Our main concern should be to develop policies which are not only suitable to tackle climate change, but which can also ensure secure supply of energy and strengthen our competitiveness.
Our cooperation in international climate negotiations is a prime example of how the EU and Norway can work together in global matters. The complex challenge posed by migration is another.
For decades, Europe has been a magnet for people from the rest of the world. Whilst wanting to share in Europe’s wealth they have also helped to create it. Moreover, many people have wanted to settle here, in a part of the world where democracy and the rule of law are fundamental values.
As a member of the Schengen cooperation, our external border to the South is not only the Norwegian coastline, but also the Mediterranean coast of Southern Europe. We need to find common solutions, based on cooperation and solidarity, to prevent tragedies like those witnessed off the coast of Lampedusa. Through our participation in the Task Force for the Mediterranean, Norway is a part of these efforts.
To tackle the migration challenges and security concerns in the Mediterranean region, we also need to work together on a long-term development agenda. Norway fully supports EU efforts to promote political stability and economic development in the Southern neighbourhood. We are strengthening our dialogue with the EU in order to increase cooperation, in particular on initiatives and projects in North Africa.
We are also eager to cooperate closely with the EU in the Eastern neighbourhood. The most urgent task is to assist the Ukrainian people in their quest for true democracy, the rule of law and economic development.
Norway will, together with the EU and the IMF, explore how we can help to the new government in Kiev and the new president that is to be elected in May (at the same time as the European Parliament elections) Together with our European partners we can contribute financially, but also through capacity building for good governance.
We depend on each other in Europe. Events and developments in one part of Europe, be that in Brussels or Berlin, Oslo or Kiev, have consequences for the whole.
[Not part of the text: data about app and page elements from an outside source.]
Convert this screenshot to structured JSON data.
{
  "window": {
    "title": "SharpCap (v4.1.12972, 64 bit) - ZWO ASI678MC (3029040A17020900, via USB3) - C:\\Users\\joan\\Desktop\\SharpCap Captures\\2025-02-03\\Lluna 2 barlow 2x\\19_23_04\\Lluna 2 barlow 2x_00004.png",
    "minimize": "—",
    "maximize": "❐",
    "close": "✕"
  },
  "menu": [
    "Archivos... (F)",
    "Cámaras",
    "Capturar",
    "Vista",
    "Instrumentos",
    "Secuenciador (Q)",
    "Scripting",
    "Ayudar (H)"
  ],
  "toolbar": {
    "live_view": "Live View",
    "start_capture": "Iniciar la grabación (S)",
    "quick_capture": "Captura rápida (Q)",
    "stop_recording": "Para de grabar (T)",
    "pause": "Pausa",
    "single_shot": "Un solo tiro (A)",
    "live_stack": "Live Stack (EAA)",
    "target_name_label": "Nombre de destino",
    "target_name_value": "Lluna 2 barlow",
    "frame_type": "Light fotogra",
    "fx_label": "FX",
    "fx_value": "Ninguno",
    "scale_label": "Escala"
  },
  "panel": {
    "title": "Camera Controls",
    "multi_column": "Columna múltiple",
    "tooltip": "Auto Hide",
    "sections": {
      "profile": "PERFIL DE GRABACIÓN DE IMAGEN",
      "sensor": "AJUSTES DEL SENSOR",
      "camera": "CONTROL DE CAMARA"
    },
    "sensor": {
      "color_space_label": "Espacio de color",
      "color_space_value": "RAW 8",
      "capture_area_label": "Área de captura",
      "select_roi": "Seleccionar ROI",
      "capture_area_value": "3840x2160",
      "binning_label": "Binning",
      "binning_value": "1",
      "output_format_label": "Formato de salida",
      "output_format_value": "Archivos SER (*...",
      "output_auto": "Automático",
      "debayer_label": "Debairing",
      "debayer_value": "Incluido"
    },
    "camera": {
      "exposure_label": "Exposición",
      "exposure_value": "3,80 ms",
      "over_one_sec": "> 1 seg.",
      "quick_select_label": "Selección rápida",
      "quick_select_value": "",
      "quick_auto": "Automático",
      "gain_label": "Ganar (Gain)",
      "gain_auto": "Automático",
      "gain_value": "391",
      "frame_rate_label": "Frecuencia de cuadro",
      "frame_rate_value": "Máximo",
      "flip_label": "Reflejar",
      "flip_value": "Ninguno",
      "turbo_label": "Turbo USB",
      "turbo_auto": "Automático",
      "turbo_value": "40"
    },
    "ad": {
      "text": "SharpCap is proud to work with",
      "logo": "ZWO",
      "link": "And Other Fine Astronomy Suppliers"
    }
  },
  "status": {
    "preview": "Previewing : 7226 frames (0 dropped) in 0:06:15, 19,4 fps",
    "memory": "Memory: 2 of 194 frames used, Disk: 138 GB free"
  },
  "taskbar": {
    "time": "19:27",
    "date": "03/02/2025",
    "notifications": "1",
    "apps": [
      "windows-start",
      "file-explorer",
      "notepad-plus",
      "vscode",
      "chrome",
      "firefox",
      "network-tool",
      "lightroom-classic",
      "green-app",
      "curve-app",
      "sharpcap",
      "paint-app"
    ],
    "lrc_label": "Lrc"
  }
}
We are in this together, whether we are inside or outside of the European Union. That is the essence of European cooperation to me and to my Minister. That is the essence of my Government’s European policy.